Ten minutes later they entered the house and ran into the boys, who clomped up at the door, eyes wide like saucers. They made their way through the boys, gently pushing them aside, to see what scared them and not for the first time today, Maksim prayed he wouldn’t be walking into a murder scene. He winched on the thought of it, or more on the one that this was even a possibility.
The house smelled divine, and he heard the oven being opened before Tessa rose above the boys heads with a tray of potatoes covered with cheese to go next to a tray of bacon strips and broccoli.
“I made dinner?” She offered softly, offering up the abundant smell of garlic and cheese and meat and…
“I hate broccoli!” Anton whined and earned a quick slip of hand from Jevgeni, who in return got one from Laura. Who received a reminder of how bad examples work from him. She scowled up at him, but he didn’t care. She was old enough to know better and after a small glaring contest her shoulders slumped and she turned her attention on Tessa, who looked awkward still holding the tray.
“Thank you.” She said, pushing the boys aside. “Set it down before you burn yourself!” She scolded. “Boys, go wash up!” She waited until the last of them had disappeared into the bathroom. “You didn’t have to.”
“I’m sorry, I just… I wanted to… I -” She looked sad, and he knew Laura was picking up on it.
“Where’s Alik?” He asked softly, trying not to scare her off.
“He will be OK!” Her mild expression hardened, warning him to pack off and he nodded, taking the hint. He rose his hands in sign of resignation. She could be quite a mother bear when she wanted to be and if there was anything he’d learned over the years working with pregnant women, was to back off when shown teeth.
“Wait, they can’t go-”
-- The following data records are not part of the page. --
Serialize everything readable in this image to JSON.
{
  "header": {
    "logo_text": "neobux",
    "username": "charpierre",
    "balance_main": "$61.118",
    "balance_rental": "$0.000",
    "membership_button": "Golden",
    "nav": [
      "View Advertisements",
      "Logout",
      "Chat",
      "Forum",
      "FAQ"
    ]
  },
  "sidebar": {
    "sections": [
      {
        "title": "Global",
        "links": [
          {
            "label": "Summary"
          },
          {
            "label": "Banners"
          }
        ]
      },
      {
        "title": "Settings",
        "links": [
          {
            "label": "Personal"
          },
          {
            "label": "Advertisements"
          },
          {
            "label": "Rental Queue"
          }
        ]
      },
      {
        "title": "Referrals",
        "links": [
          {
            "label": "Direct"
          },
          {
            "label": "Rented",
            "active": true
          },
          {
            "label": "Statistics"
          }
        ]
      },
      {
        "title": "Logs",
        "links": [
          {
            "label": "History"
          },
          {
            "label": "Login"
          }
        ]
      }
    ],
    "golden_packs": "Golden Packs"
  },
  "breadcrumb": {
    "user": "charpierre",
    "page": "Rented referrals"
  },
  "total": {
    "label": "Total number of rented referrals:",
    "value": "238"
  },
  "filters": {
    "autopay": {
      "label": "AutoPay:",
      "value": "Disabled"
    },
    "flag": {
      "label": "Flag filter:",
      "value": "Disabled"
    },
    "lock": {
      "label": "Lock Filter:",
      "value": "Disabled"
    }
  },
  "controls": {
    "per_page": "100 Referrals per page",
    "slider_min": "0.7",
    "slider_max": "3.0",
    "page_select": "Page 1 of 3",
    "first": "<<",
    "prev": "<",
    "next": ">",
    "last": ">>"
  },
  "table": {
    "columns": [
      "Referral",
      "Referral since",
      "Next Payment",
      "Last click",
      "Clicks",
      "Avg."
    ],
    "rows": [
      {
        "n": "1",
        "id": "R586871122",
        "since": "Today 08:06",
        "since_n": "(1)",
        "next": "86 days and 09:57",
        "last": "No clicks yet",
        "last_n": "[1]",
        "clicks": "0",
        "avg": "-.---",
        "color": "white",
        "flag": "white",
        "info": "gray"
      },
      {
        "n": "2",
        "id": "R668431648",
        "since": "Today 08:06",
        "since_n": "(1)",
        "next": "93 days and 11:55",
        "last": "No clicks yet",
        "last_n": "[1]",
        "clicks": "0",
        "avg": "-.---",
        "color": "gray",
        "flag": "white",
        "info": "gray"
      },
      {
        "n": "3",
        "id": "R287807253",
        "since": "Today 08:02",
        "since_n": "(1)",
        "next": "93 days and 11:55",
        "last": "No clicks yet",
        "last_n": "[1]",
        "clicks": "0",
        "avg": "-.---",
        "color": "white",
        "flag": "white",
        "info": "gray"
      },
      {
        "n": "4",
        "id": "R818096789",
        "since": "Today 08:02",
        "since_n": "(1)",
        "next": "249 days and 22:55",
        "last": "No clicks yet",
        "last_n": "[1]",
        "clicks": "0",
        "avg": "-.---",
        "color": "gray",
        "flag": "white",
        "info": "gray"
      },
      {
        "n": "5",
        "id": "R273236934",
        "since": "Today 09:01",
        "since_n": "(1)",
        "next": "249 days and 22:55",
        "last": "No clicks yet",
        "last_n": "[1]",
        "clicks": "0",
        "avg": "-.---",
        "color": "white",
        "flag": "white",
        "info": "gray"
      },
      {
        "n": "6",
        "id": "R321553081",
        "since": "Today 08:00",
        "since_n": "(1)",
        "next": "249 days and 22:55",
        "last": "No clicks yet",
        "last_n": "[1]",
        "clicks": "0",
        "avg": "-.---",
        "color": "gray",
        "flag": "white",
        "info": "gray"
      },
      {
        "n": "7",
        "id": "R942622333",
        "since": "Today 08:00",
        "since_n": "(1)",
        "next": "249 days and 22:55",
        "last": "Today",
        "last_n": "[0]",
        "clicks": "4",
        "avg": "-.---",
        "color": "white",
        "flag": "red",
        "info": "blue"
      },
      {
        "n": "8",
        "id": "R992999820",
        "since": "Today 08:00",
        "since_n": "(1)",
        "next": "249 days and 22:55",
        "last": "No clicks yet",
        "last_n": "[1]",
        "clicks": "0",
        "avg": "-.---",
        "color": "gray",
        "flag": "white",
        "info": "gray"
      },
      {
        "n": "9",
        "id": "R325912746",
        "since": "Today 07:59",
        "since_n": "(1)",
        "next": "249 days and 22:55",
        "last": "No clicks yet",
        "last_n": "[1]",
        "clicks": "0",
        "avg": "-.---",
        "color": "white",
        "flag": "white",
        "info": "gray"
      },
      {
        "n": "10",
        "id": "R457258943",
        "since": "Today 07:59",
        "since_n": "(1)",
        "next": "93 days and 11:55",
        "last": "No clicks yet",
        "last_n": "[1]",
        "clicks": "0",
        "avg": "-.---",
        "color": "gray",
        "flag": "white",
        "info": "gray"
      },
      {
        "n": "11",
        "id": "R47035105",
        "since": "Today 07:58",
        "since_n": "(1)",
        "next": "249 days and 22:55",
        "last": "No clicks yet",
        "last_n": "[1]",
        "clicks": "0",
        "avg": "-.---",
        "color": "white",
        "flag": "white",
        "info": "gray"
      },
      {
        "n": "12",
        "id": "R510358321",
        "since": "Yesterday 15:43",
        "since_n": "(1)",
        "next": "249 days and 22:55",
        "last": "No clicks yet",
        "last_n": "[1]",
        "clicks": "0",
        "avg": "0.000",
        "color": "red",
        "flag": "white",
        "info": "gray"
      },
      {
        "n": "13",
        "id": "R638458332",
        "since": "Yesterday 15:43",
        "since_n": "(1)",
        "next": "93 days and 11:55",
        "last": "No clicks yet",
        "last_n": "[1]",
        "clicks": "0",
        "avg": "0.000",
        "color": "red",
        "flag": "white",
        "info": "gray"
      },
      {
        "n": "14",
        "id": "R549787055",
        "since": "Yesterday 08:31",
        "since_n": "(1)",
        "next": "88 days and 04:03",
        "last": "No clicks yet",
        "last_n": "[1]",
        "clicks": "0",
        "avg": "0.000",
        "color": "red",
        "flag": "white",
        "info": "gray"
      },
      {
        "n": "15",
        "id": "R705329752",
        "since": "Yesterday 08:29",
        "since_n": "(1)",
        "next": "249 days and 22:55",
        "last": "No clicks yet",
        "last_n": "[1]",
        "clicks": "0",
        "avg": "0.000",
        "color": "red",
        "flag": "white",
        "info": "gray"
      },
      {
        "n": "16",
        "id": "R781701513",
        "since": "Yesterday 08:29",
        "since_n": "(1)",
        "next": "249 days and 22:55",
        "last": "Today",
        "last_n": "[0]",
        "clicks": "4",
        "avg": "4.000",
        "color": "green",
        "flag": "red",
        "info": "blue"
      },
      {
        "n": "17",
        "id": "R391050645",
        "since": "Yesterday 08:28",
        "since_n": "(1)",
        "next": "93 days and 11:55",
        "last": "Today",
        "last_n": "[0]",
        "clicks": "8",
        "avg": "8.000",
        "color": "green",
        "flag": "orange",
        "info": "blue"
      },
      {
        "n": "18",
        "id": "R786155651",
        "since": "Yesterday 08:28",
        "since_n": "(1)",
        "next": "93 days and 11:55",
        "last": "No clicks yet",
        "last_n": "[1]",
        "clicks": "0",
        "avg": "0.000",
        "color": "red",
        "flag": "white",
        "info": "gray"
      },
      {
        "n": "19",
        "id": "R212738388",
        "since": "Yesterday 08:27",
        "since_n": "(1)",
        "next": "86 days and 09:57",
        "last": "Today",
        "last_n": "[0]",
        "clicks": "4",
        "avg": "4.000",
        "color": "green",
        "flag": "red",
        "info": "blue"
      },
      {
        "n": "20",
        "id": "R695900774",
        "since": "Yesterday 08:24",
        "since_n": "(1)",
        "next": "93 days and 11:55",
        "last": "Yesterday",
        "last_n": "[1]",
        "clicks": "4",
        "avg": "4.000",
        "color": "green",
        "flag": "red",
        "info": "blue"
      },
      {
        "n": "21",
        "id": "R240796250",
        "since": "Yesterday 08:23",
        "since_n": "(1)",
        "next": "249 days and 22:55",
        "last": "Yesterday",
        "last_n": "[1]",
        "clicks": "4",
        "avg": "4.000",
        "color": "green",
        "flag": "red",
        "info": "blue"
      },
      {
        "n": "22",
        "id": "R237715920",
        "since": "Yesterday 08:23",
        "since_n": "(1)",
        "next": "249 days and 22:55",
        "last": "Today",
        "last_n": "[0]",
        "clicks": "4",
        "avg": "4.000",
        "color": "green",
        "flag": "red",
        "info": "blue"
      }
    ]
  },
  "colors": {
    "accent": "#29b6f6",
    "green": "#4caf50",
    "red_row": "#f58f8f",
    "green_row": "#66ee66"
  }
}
“Ah, there he is…” Laura singsong, setting plates up on the edge of the table together with the baskets of forks and ketchup, ordering the row of boys to pick each of one. They were all running and beet red.
Jevgeni was the last one to return, looking dazed. “There’s an angry whale in the bath.” He said, pointing over his shoulder and stepped into the line, helping Kaspar get his fork. Then her eyes met Tessa’s and he quipped a smile. “Sorry about that, ma’am, we honestly didn’t know.”
“No apologies, I should have warned you.”
Alik appeared five minutes later, still fuming from the injustice. “Don’t you know how to knock?” He demanded, but there was no real bite behind it, when he trailed off, looking at the kids with renewed eyes. Maksim knew that look. He’d seen it too many times in his own reflection, when he caught himself staring out the window of his office towards the playground.
“Better get used to that – this is your future!” Maksim smiled at him through tight lips, passing him and clasping at his shoulder, suddenly feeling the sting in his chest how the faiths had once again screwed him over. What he wouldn’t do to be in his brother’s shoes right now?